* [Aim of the task]: The expected output is the complete listing, unchanged.

* [Data shown]:
****
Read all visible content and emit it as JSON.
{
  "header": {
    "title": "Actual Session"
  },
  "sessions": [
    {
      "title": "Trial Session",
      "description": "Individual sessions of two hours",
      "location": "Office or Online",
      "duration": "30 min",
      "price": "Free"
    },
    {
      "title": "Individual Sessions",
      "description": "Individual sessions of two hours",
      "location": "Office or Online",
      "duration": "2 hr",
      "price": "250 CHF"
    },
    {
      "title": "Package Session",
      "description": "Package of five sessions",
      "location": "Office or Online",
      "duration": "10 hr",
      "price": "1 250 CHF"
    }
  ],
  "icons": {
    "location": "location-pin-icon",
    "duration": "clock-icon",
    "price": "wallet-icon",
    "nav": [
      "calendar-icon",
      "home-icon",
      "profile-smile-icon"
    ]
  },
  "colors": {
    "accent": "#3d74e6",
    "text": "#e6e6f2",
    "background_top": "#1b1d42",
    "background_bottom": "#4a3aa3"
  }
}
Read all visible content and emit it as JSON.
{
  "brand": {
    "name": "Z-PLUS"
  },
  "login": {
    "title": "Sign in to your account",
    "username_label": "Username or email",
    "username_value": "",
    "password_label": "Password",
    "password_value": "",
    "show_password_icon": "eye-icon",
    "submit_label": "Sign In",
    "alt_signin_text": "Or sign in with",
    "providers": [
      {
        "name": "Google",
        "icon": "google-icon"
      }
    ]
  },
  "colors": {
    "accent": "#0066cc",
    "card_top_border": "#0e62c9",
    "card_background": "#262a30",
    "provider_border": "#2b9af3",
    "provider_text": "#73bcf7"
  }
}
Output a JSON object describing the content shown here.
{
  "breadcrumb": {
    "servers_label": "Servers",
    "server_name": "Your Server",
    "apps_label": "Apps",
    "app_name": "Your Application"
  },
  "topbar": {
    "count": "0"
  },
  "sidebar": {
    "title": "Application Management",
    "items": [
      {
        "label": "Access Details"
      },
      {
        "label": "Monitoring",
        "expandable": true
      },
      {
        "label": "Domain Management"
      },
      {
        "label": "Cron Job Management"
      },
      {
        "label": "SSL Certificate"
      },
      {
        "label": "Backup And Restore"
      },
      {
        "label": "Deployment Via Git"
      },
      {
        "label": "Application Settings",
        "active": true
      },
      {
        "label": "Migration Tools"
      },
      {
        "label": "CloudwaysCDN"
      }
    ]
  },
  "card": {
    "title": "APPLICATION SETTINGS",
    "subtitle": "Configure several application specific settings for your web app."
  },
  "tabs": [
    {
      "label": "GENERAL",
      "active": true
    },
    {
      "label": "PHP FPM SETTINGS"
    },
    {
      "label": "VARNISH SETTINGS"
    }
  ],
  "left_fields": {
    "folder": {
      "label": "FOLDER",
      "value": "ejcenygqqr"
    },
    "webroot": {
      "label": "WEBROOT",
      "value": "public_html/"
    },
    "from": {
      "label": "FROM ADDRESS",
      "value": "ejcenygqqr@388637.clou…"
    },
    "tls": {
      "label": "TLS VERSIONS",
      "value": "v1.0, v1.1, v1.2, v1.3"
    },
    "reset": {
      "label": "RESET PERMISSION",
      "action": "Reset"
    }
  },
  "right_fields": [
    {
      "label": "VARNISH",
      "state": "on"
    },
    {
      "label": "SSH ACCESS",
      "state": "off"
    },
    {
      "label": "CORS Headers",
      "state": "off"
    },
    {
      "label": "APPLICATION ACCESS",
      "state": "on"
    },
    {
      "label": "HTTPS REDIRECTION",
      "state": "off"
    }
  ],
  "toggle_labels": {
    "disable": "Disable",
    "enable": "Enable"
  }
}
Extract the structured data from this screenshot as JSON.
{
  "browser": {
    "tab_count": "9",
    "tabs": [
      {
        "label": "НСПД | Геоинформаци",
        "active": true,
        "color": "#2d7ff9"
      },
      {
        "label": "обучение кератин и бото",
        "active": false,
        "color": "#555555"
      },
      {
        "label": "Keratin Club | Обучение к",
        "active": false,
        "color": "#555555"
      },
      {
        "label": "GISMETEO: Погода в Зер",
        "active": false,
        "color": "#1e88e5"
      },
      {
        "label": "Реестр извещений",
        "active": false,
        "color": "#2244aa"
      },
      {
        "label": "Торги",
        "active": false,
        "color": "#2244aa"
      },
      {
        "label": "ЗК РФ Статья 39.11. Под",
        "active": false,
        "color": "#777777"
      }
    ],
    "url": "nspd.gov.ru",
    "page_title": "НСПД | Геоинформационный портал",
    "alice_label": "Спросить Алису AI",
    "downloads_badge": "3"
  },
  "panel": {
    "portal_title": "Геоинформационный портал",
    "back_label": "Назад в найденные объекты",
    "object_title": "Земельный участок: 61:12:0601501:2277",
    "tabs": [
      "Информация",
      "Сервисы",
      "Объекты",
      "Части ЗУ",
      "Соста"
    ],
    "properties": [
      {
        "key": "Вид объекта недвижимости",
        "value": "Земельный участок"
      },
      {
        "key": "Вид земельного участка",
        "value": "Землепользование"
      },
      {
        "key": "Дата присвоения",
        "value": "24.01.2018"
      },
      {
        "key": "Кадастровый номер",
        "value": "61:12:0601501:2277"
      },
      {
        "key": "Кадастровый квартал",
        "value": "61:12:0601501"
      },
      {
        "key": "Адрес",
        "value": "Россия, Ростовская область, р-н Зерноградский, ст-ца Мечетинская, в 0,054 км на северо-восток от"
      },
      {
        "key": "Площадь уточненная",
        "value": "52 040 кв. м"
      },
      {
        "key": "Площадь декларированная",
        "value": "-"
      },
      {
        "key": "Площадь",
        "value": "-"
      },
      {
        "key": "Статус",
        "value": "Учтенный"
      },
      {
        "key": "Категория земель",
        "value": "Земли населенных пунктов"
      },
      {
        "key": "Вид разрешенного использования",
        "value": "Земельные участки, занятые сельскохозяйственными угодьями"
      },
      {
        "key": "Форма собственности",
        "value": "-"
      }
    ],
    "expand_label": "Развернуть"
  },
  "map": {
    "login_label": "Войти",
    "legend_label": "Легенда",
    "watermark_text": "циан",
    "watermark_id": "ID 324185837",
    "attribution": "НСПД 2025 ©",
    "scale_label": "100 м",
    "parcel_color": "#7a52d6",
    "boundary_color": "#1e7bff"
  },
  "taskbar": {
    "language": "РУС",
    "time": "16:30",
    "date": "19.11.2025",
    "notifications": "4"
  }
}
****
* [Solution to the problem]:
Read all visible content and emit it as JSON.
{
  "header": {
    "title": "Actual Session"
  },
  "sessions": [
    {
      "title": "Trial Session",
      "description": "Individual sessions of two hours",
      "location": "Office or Online",
      "duration": "30 min",
      "price": "Free"
    },
    {
      "title": "Individual Sessions",
      "description": "Individual sessions of two hours",
      "location": "Office or Online",
      "duration": "2 hr",
      "price": "250 CHF"
    },
    {
      "title": "Package Session",
      "description": "Package of five sessions",
      "location": "Office or Online",
      "duration": "10 hr",
      "price": "1 250 CHF"
    }
  ],
  "icons": {
    "location": "location-pin-icon",
    "duration": "clock-icon",
    "price": "wallet-icon",
    "nav": [
      "calendar-icon",
      "home-icon",
      "profile-smile-icon"
    ]
  },
  "colors": {
    "accent": "#3d74e6",
    "text": "#e6e6f2",
    "background_top": "#1b1d42",
    "background_bottom": "#4a3aa3"
  }
}
Read all visible content and emit it as JSON.
{
  "brand": {
    "name": "Z-PLUS"
  },
  "login": {
    "title": "Sign in to your account",
    "username_label": "Username or email",
    "username_value": "",
    "password_label": "Password",
    "password_value": "",
    "show_password_icon": "eye-icon",
    "submit_label": "Sign In",
    "alt_signin_text": "Or sign in with",
    "providers": [
      {
        "name": "Google",
        "icon": "google-icon"
      }
    ]
  },
  "colors": {
    "accent": "#0066cc",
    "card_top_border": "#0e62c9",
    "card_background": "#262a30",
    "provider_border": "#2b9af3",
    "provider_text": "#73bcf7"
  }
}
Output a JSON object describing the content shown here.
{
  "breadcrumb": {
    "servers_label": "Servers",
    "server_name": "Your Server",
    "apps_label": "Apps",
    "app_name": "Your Application"
  },
  "topbar": {
    "count": "0"
  },
  "sidebar": {
    "title": "Application Management",
    "items": [
      {
        "label": "Access Details"
      },
      {
        "label": "Monitoring",
        "expandable": true
      },
      {
        "label": "Domain Management"
      },
      {
        "label": "Cron Job Management"
      },
      {
        "label": "SSL Certificate"
      },
      {
        "label": "Backup And Restore"
      },
      {
        "label": "Deployment Via Git"
      },
      {
        "label": "Application Settings",
        "active": true
      },
      {
        "label": "Migration Tools"
      },
      {
        "label": "CloudwaysCDN"
      }
    ]
  },
  "card": {
    "title": "APPLICATION SETTINGS",
    "subtitle": "Configure several application specific settings for your web app."
  },
  "tabs": [
    {
      "label": "GENERAL",
      "active": true
    },
    {
      "label": "PHP FPM SETTINGS"
    },
    {
      "label": "VARNISH SETTINGS"
    }
  ],
  "left_fields": {
    "folder": {
      "label": "FOLDER",
      "value": "ejcenygqqr"
    },
    "webroot": {
      "label": "WEBROOT",
      "value": "public_html/"
    },
    "from": {
      "label": "FROM ADDRESS",
      "value": "ejcenygqqr@388637.clou…"
    },
    "tls": {
      "label": "TLS VERSIONS",
      "value": "v1.0, v1.1, v1.2, v1.3"
    },
    "reset": {
      "label": "RESET PERMISSION",
      "action": "Reset"
    }
  },
  "right_fields": [
    {
      "label": "VARNISH",
      "state": "on"
    },
    {
      "label": "SSH ACCESS",
      "state": "off"
    },
    {
      "label": "CORS Headers",
      "state": "off"
    },
    {
      "label": "APPLICATION ACCESS",
      "state": "on"
    },
    {
      "label": "HTTPS REDIRECTION",
      "state": "off"
    }
  ],
  "toggle_labels": {
    "disable": "Disable",
    "enable": "Enable"
  }
}
Extract the structured data from this screenshot as JSON.
{
  "browser": {
    "tab_count": "9",
    "tabs": [
      {
        "label": "НСПД | Геоинформаци",
        "active": true,
        "color": "#2d7ff9"
      },
      {
        "label": "обучение кератин и бото",
        "active": false,
        "color": "#555555"
      },
      {
        "label": "Keratin Club | Обучение к",
        "active": false,
        "color": "#555555"
      },
      {
        "label": "GISMETEO: Погода в Зер",
        "active": false,
        "color": "#1e88e5"
      },
      {
        "label": "Реестр извещений",
        "active": false,
        "color": "#2244aa"
      },
      {
        "label": "Торги",
        "active": false,
        "color": "#2244aa"
      },
      {
        "label": "ЗК РФ Статья 39.11. Под",
        "active": false,
        "color": "#777777"
      }
    ],
    "url": "nspd.gov.ru",
    "page_title": "НСПД | Геоинформационный портал",
    "alice_label": "Спросить Алису AI",
    "downloads_badge": "3"
  },
  "panel": {
    "portal_title": "Геоинформационный портал",
    "back_label": "Назад в найденные объекты",
    "object_title": "Земельный участок: 61:12:0601501:2277",
    "tabs": [
      "Информация",
      "Сервисы",
      "Объекты",
      "Части ЗУ",
      "Соста"
    ],
    "properties": [
      {
        "key": "Вид объекта недвижимости",
        "value": "Земельный участок"
      },
      {
        "key": "Вид земельного участка",
        "value": "Землепользование"
      },
      {
        "key": "Дата присвоения",
        "value": "24.01.2018"
      },
      {
        "key": "Кадастровый номер",
        "value": "61:12:0601501:2277"
      },
      {
        "key": "Кадастровый квартал",
        "value": "61:12:0601501"
      },
      {
        "key": "Адрес",
        "value": "Россия, Ростовская область, р-н Зерноградский, ст-ца Мечетинская, в 0,054 км на северо-восток от"
      },
      {
        "key": "Площадь уточненная",
        "value": "52 040 кв. м"
      },
      {
        "key": "Площадь декларированная",
        "value": "-"
      },
      {
        "key": "Площадь",
        "value": "-"
      },
      {
        "key": "Статус",
        "value": "Учтенный"
      },
      {
        "key": "Категория земель",
        "value": "Земли населенных пунктов"
      },
      {
        "key": "Вид разрешенного использования",
        "value": "Земельные участки, занятые сельскохозяйственными угодьями"
      },
      {
        "key": "Форма собственности",
        "value": "-"
      }
    ],
    "expand_label": "Развернуть"
  },
  "map": {
    "login_label": "Войти",
    "legend_label": "Легенда",
    "watermark_text": "циан",
    "watermark_id": "ID 324185837",
    "attribution": "НСПД 2025 ©",
    "scale_label": "100 м",
    "parcel_color": "#7a52d6",
    "boundary_color": "#1e7bff"
  },
  "taskbar": {
    "language": "РУС",
    "time": "16:30",
    "date": "19.11.2025",
    "notifications": "4"
  }
}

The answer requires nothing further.